(Element data from apps and pages)

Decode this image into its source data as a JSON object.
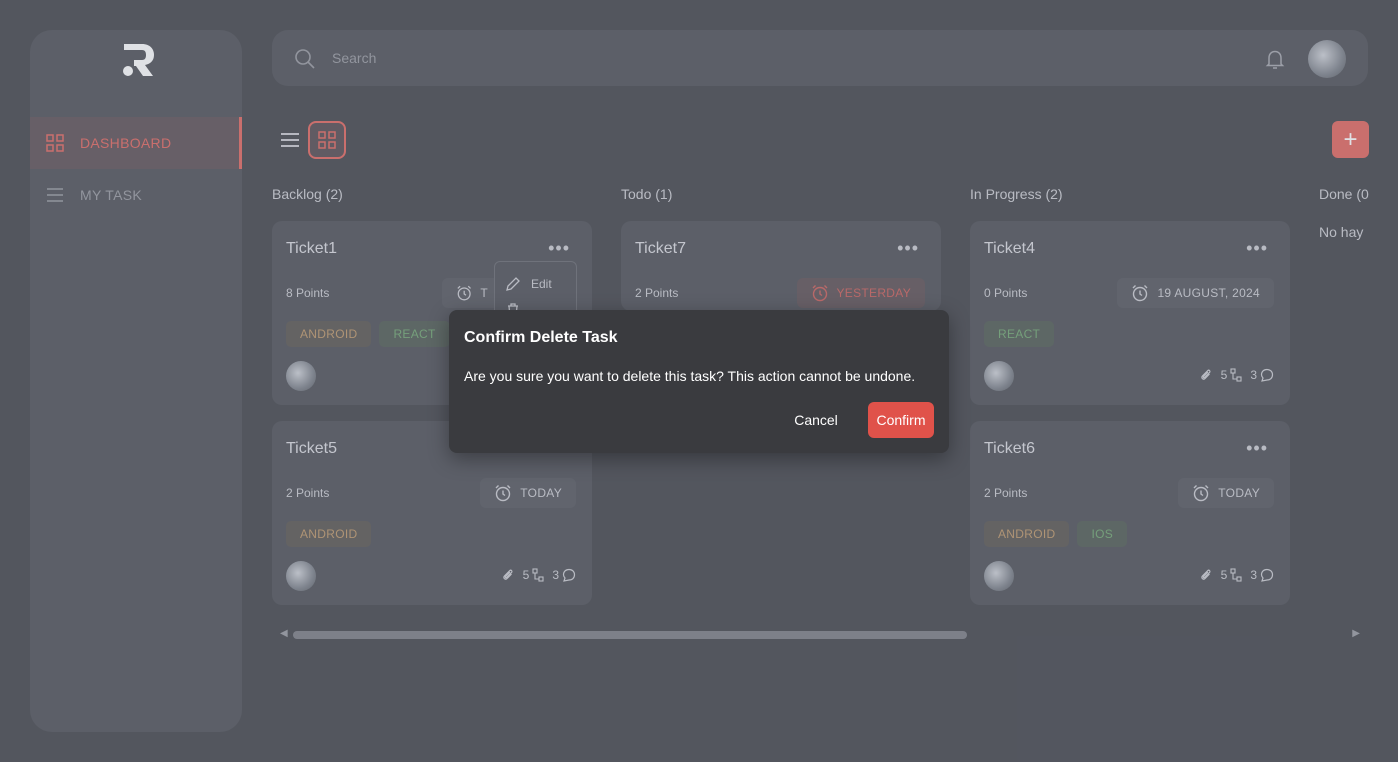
{
  "sidebar": {
    "items": [
      {
        "label": "DASHBOARD",
        "icon": "grid-icon",
        "active": true
      },
      {
        "label": "MY TASK",
        "icon": "list-icon",
        "active": false
      }
    ]
  },
  "header": {
    "search_placeholder": "Search"
  },
  "columns": [
    {
      "title": "Backlog (2)"
    },
    {
      "title": "Todo (1)"
    },
    {
      "title": "In Progress (2)"
    },
    {
      "title": "Done (0",
      "empty_text": "No hay"
    }
  ],
  "cards": [
    {
      "title": "Ticket1",
      "points": "8 Points",
      "date": "T",
      "tags": [
        "ANDROID",
        "REACT"
      ]
    },
    {
      "title": "Ticket5",
      "points": "2 Points",
      "date": "TODAY",
      "tags": [
        "ANDROID"
      ],
      "attachments": "5",
      "comments": "3"
    },
    {
      "title": "Ticket7",
      "points": "2 Points",
      "date": "YESTERDAY"
    },
    {
      "title": "Ticket4",
      "points": "0 Points",
      "date": "19 AUGUST, 2024",
      "tags": [
        "REACT"
      ],
      "attachments": "5",
      "comments": "3"
    },
    {
      "title": "Ticket6",
      "points": "2 Points",
      "date": "TODAY",
      "tags": [
        "ANDROID",
        "IOS"
      ],
      "attachments": "5",
      "comments": "3"
    }
  ],
  "context_menu": {
    "edit": "Edit"
  },
  "modal": {
    "title": "Confirm Delete Task",
    "body": "Are you sure you want to delete this task? This action cannot be undone.",
    "cancel": "Cancel",
    "confirm": "Confirm"
  },
  "colors": {
    "accent": "#e0524a",
    "background": "#2b2d33",
    "surface": "#393b42"
  }
}
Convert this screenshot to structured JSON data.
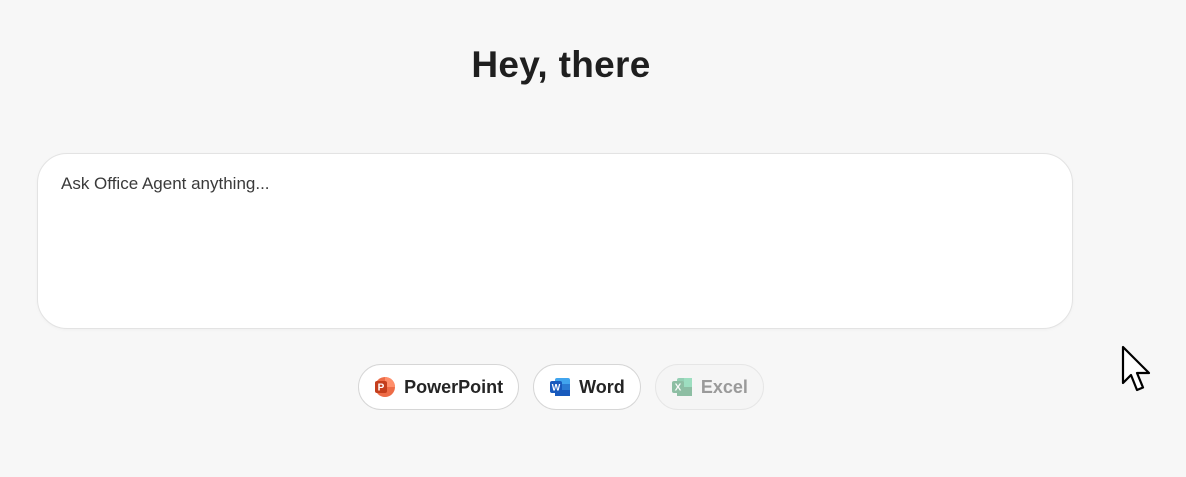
{
  "greeting": "Hey, there",
  "prompt": {
    "placeholder": "Ask Office Agent anything...",
    "value": ""
  },
  "apps": [
    {
      "label": "PowerPoint",
      "icon": "powerpoint-icon",
      "letter": "P",
      "color": "#c43e1c",
      "enabled": true
    },
    {
      "label": "Word",
      "icon": "word-icon",
      "letter": "W",
      "color": "#185abd",
      "enabled": true
    },
    {
      "label": "Excel",
      "icon": "excel-icon",
      "letter": "X",
      "color": "#107c41",
      "enabled": false
    }
  ],
  "pointer": "mouse-cursor-icon"
}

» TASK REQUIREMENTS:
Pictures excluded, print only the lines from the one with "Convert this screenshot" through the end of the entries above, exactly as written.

» ANSWER SPACE:
Convert this screenshot to structured JSON data.
{
  "greeting": "Hey, there",
  "prompt": {
    "placeholder": "Ask Office Agent anything...",
    "value": ""
  },
  "apps": [
    {
      "label": "PowerPoint",
      "icon": "powerpoint-icon",
      "letter": "P",
      "color": "#c43e1c",
      "enabled": true
    },
    {
      "label": "Word",
      "icon": "word-icon",
      "letter": "W",
      "color": "#185abd",
      "enabled": true
    },
    {
      "label": "Excel",
      "icon": "excel-icon",
      "letter": "X",
      "color": "#107c41",
      "enabled": false
    }
  ],
  "pointer": "mouse-cursor-icon"
}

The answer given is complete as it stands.